  3. Use a robo-advisor, like FutureAdvisor or Betterment – the robo option can make sense if you’re somewhere between a do-it-yourself type and someone who legitimately needs a personal financial advisor. These services have some of the same aspects of Personal Capital, but they actually invest for you and do things like tax-loss harvesting and automatic rebalancing that you’d have to do on your own if you use Personal Capital.

Sign up for free financial planning from Personal Capital

Manage assets and investments, get objective advice and strategies, all at PersonalCapital.com.

Step 2. Automate your savings and investing

Once you’ve created a financial plan, you’ll have some goals to be saving towards:

  • Retirement (or early retirement!)
  • Wedding ring
  • Wedding
  • First home
  • New car
  • Vacations
  • Kids college
  • Charity

You can automate much of your saving and investing by doing the following:

  1. Set up direct deposit with your employer – typically you can have your check divided into multiple bank accounts. We recommend having some of your paycheck deposited directly into a high yield savings account (American Express Bank has a 0.90% yield – check it out!)
  2. If your employer doesn’t have direct deposit, or its not an option to deposit your check into multiple accounts, you can schedule automatic deposits to be made from your checking into savings
  3. Contribute into your 401(k) to meet your employer’s match (if provided) – for more on the wonders of the 401(k), read this article on the 7 things you need to know about your 401(k)


We’re serious.

Don’t. Touch. ANYTHING!

Take advantage of compounding interest on your high yield savings and 401(k) accounts. The longer you have to accrue interest, the greater your returns will be, historically speaking.

You’ll want to have saved up 3-6 months (or more) of your living expenses covered in case of sickness, disability, layoffs, or doing something you can’t take back at the company Christmas party… you get the point.

Once you’ve got a cash buffer in savings, dial up your 401(k) to max it out.
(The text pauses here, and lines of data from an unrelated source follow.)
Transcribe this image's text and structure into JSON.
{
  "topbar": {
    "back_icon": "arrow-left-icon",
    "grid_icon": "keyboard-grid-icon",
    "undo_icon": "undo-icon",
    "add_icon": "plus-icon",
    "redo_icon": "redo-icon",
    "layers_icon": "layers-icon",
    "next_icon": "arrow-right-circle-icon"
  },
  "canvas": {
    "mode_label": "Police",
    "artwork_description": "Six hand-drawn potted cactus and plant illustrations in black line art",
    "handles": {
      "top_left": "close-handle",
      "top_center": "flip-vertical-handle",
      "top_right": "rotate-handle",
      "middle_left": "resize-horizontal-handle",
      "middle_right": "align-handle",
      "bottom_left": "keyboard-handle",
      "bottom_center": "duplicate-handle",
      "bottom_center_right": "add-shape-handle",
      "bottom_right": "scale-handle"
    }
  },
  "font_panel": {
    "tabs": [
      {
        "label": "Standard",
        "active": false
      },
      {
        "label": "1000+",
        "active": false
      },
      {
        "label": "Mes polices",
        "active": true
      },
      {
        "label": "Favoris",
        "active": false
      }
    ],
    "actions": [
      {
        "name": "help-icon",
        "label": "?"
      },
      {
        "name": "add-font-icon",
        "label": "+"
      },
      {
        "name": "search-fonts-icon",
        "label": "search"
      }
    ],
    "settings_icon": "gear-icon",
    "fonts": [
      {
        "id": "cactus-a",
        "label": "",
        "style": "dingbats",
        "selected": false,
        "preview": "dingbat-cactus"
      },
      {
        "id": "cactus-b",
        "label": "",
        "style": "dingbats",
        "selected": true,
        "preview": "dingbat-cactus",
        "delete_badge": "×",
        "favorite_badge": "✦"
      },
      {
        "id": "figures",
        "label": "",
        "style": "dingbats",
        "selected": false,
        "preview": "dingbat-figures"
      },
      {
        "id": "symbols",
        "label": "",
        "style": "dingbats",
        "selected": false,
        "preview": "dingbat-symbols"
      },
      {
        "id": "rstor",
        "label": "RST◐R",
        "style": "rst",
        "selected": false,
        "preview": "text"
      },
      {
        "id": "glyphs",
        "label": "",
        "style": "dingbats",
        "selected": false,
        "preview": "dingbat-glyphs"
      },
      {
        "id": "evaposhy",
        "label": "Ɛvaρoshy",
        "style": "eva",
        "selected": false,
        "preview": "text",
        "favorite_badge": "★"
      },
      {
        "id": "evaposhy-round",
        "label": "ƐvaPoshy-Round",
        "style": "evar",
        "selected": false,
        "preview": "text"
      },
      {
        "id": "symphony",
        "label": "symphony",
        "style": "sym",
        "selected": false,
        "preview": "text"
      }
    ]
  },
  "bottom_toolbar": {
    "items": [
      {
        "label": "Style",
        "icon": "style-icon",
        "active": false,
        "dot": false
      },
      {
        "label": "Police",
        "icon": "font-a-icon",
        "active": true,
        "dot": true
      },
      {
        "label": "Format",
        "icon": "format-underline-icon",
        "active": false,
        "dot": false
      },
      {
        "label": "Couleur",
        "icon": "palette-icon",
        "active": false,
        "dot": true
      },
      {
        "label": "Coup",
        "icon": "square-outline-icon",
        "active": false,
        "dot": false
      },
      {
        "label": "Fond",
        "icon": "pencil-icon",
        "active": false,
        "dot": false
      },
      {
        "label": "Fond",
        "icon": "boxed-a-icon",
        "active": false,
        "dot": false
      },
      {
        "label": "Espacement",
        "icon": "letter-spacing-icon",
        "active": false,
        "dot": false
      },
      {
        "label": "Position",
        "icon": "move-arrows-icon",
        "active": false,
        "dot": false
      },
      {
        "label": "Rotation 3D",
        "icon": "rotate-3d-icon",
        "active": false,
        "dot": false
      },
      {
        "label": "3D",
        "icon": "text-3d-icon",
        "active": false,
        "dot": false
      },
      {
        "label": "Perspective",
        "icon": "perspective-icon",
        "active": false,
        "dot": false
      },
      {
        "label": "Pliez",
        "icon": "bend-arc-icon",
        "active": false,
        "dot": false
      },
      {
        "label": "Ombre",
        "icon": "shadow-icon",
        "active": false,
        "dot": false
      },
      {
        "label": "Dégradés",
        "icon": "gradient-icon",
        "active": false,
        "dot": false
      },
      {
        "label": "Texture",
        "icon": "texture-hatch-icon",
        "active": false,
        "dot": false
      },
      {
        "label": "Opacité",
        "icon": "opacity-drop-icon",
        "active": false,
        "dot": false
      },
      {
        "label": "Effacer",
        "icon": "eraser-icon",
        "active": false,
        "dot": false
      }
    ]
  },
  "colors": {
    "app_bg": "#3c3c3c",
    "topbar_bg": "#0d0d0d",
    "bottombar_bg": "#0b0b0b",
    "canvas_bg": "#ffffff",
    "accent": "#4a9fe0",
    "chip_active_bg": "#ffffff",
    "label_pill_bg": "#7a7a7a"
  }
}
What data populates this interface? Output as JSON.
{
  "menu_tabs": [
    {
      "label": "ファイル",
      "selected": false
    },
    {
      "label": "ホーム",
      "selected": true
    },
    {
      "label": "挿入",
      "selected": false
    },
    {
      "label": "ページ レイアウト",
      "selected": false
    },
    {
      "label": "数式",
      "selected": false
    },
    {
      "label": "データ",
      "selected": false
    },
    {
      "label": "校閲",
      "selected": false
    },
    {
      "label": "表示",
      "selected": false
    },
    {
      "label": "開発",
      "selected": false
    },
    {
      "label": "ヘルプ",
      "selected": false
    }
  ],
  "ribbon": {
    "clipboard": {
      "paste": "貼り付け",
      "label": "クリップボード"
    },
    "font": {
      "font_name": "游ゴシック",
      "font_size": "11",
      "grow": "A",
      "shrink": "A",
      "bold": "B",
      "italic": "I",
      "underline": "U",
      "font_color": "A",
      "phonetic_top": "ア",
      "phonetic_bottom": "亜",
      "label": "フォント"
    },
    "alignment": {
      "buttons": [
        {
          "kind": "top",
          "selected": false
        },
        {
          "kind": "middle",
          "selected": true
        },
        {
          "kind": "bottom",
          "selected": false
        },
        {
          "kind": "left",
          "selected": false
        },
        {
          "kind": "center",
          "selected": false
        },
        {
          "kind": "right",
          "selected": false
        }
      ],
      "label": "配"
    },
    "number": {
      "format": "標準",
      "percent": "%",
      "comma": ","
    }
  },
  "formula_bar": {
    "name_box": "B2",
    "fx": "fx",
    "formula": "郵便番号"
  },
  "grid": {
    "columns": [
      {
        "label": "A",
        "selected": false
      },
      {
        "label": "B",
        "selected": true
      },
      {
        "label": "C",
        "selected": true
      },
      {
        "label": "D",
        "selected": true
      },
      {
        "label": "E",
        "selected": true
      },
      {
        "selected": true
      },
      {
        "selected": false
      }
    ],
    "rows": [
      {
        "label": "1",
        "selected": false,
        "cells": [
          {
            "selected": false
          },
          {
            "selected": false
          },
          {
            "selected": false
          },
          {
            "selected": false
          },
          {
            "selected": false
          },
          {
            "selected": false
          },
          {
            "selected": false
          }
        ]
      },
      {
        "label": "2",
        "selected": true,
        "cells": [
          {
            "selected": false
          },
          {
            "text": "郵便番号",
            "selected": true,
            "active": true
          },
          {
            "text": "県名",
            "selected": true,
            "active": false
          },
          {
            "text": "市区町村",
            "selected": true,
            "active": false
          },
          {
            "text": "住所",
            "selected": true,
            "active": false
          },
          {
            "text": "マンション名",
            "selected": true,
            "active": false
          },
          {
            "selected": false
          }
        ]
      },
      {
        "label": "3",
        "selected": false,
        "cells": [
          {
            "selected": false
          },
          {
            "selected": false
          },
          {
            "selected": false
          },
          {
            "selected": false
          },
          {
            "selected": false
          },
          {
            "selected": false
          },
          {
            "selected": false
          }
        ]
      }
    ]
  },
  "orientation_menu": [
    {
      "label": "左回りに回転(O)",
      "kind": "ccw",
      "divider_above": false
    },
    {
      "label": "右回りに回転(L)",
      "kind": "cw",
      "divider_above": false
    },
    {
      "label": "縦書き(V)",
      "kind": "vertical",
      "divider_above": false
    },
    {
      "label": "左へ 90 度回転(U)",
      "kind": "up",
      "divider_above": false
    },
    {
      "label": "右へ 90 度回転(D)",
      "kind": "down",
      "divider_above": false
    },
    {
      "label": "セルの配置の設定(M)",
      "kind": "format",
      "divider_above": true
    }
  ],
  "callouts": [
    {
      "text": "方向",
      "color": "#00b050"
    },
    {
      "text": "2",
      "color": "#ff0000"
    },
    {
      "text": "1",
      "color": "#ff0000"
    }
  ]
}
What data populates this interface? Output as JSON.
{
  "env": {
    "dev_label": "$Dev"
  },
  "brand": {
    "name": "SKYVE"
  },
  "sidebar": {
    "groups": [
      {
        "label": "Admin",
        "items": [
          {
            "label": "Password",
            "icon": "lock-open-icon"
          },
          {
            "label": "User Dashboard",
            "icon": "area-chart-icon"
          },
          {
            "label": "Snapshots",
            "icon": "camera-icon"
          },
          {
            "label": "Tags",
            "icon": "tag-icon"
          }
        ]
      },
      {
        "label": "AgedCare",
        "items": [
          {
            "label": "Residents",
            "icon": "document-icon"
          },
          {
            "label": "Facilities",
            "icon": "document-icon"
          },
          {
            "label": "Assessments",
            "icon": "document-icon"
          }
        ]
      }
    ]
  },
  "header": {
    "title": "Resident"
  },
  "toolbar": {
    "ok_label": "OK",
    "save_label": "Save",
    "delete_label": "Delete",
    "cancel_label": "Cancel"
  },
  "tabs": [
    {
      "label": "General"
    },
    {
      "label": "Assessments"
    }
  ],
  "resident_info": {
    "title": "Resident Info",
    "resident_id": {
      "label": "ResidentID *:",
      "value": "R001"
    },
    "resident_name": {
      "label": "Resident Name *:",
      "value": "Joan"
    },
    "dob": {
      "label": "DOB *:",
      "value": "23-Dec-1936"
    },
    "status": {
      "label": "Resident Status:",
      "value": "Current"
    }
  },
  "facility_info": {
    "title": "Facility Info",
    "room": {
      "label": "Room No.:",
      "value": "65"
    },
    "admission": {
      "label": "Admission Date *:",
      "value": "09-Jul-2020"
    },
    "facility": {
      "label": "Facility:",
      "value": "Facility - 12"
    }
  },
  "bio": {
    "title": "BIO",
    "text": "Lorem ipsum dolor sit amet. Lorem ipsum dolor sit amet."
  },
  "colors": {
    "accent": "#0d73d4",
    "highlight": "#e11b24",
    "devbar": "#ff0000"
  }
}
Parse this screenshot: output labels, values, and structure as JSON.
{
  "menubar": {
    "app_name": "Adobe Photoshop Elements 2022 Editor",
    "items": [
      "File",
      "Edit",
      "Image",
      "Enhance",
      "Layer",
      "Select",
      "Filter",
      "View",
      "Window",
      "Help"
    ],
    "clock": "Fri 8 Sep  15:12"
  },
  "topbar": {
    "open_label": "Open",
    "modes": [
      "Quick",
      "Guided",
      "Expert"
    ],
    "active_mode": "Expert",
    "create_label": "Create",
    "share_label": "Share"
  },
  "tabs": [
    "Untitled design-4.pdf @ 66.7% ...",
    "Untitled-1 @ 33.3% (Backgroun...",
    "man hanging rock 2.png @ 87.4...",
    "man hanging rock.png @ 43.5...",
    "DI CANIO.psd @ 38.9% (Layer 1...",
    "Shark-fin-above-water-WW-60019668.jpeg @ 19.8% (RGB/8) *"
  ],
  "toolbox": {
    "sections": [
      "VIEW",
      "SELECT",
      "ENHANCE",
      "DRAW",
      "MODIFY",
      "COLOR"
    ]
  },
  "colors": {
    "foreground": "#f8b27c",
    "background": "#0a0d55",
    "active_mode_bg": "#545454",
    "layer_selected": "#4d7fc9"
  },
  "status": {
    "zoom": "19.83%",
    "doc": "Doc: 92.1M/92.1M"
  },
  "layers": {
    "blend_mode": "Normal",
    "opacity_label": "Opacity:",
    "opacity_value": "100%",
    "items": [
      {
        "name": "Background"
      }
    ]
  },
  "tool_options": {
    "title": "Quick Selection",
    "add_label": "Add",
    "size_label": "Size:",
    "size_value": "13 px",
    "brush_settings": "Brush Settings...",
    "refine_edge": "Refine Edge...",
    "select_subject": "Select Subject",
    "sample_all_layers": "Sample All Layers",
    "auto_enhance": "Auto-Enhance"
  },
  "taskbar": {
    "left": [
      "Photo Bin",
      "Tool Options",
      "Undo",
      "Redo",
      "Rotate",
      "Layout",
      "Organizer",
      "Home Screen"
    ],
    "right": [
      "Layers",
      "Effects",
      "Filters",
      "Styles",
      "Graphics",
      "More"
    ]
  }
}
The guidelines for 401(k) contributions can be found at the IRS Official Website.

Once you have an emergency fund in liquid savings, and you’ve dialed up your 401(k) contributions, we recommend checking in on your financial plan again.

Introduction to Personal Capital